The burst intensity distribution is the convolution of the intrinsic luminosity function and the burst rate, both as functions of the distance to the burst source. The simplest (i.e., "minimal") model assumes that there has been no cosmological evolution in the burst rate per comoving volume or in the luminosity function. Further, the luminosity function is assumed to be a delta function for a certain intrinsic intensity measure (e.g., the total radiated energy or the peak photon luminosity), that is, all bursts are "standard candles." The standard candle has been the same at all cosmological epochs by the no-evolution assumption. The aesthetic beauty of the cosmological scenario is that the bend in the intensity distribution can be wholly explained by the curvature of space and time dilation at cosmological distances. A consequence of the minimal model is that there is a one-to-one mapping between the burst intensity and the distance, with the distance scale given by the shape of the intensity distribution. For example, by this model the faint BATSE bursts are at a redshift of z~1.
Which type of intensity (e.g., total energy, total number of photons, peak energy luminosity or peak photon luminosity) is the standard candle is of course uncertain. Because BATSE triggers on the count rate in the 50-300 keV band, and the BATSE bursts constitute the largest homogeneous database, the peak photon flux (corresponding to the peak photon luminosity) is often used. An intensity measure related to a detector's trigger is favored because the low intensity threshold is best understood. However, this is a choice based on instrumental considerations and not on physics.

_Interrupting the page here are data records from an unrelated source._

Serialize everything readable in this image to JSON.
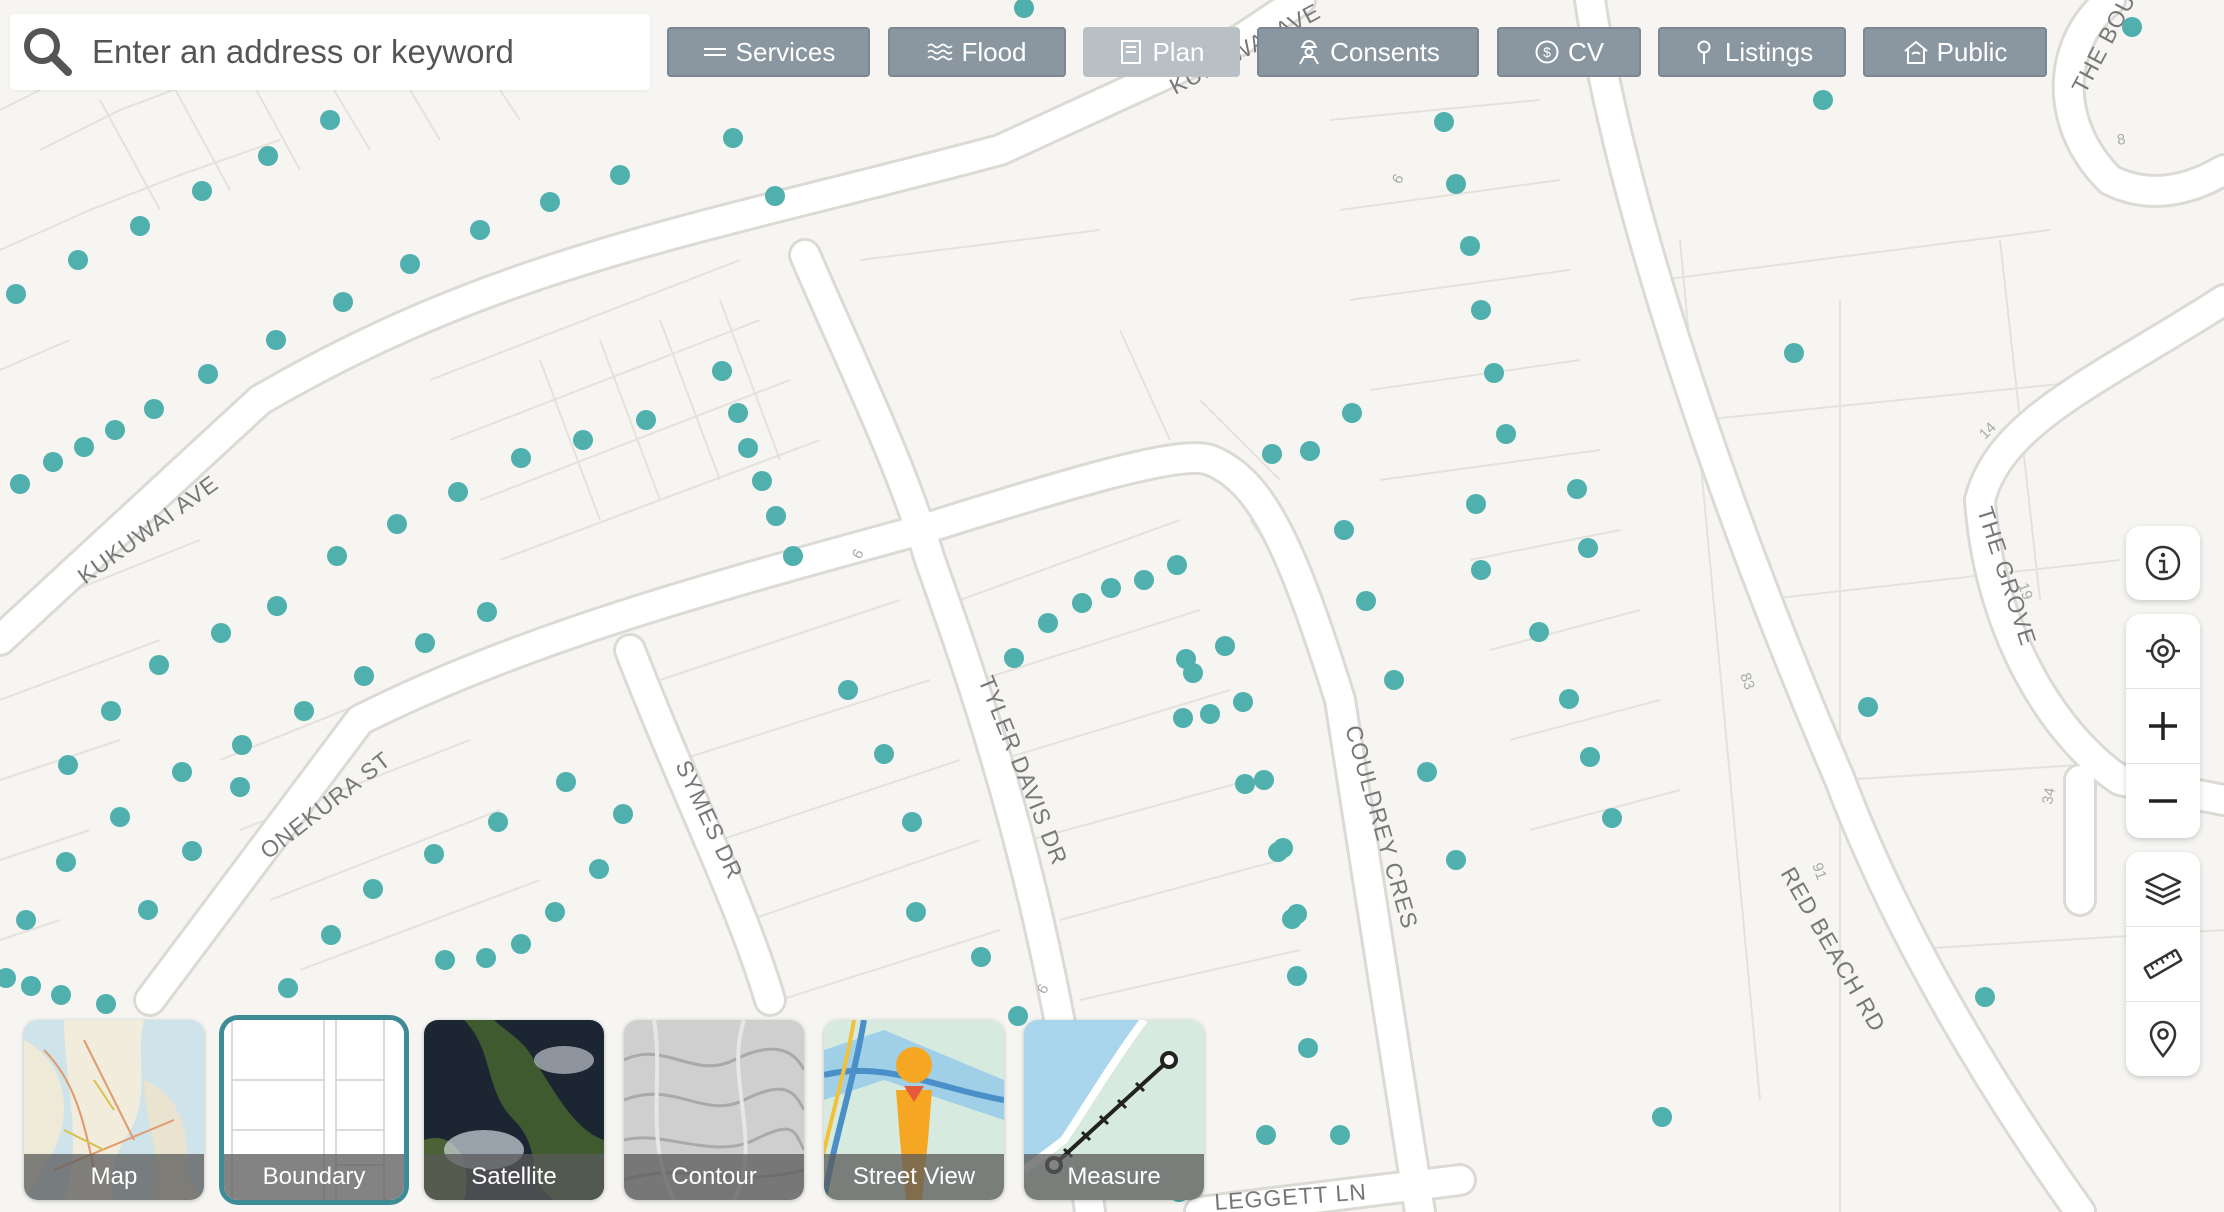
{
  "search": {
    "placeholder": "Enter an address or keyword",
    "icon": "search-icon"
  },
  "toolbar": [
    {
      "label": "Services",
      "icon": "menu-lines-icon",
      "enabled": true
    },
    {
      "label": "Flood",
      "icon": "waves-icon",
      "enabled": true
    },
    {
      "label": "Plan",
      "icon": "document-icon",
      "enabled": false
    },
    {
      "label": "Consents",
      "icon": "construction-worker-icon",
      "enabled": true
    },
    {
      "label": "CV",
      "icon": "dollar-circle-icon",
      "enabled": true
    },
    {
      "label": "Listings",
      "icon": "map-pin-icon",
      "enabled": true
    },
    {
      "label": "Public",
      "icon": "public-building-icon",
      "enabled": true
    }
  ],
  "map": {
    "roads": {
      "kukuwai_ave": "KUKUWAI AVE",
      "kukuwai_ave_top": "KUKUWAI AVE",
      "onekura_st": "ONEKURA ST",
      "symes_dr": "SYMES DR",
      "tyler_davis_dr": "TYLER DAVIS DR",
      "couldrey_cres": "COULDREY CRES",
      "red_beach_rd": "RED BEACH RD",
      "the_grove": "THE GROVE",
      "the_boulevard": "THE BOULEVARD",
      "leggett_ln": "LEGGETT LN"
    },
    "house_numbers": [
      "6",
      "6",
      "6",
      "83",
      "91",
      "14",
      "19",
      "34",
      "8"
    ],
    "dot_color": "#4fb0ad"
  },
  "controls": {
    "info": "info-icon",
    "locate": "locate-icon",
    "zoom_in": "plus-icon",
    "zoom_out": "minus-icon",
    "layers": "layers-icon",
    "measure": "ruler-icon",
    "pin": "map-pin-icon"
  },
  "base_layers": [
    {
      "label": "Map",
      "selected": false
    },
    {
      "label": "Boundary",
      "selected": true
    },
    {
      "label": "Satellite",
      "selected": false
    },
    {
      "label": "Contour",
      "selected": false
    },
    {
      "label": "Street View",
      "selected": false
    },
    {
      "label": "Measure",
      "selected": false
    }
  ]
}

Many of the proposed energy sources for cosmological bursts are the endpoints of stellar evolution, and consequently a simple assumption is that bursts occur in galaxies at a rate proportional to a galaxy's mass. Assuming a constant mass-to-light ratio for all galaxies, this implies that the rate is proportional to a galaxy's luminosity. Therefore, the minimal theory predicts that the host galaxy's luminosity function is the luminosity function for regular galaxies, weighted by one power of the luminosity.
The minimal model is based on unrealistically simplistic assumptions. The great variety of burst profiles and the large dynamic range of burst properties such as spectral hardness and time duration make the standard candle assumption suspect. Indeed, Hakkila et al. (1996) found that a standard candle cosmological model, where the peak energy flux (ergs cm-2 s-1) corresponds to the standard candle, does not fit the joint PVO-BATSE distribution (of course, a different intensity measure might correspond to the standard candle). Similarly, all known astrophysical phenomena have undergone cosmological evolution. Studies have constrained the cosmological evolution of the burst rate. While it has generally been recognized that the burst population must have undergone evolution, and that bursts at any given epoch were not standard candles, most studies fitting the burst database have adopted the minimal scenario.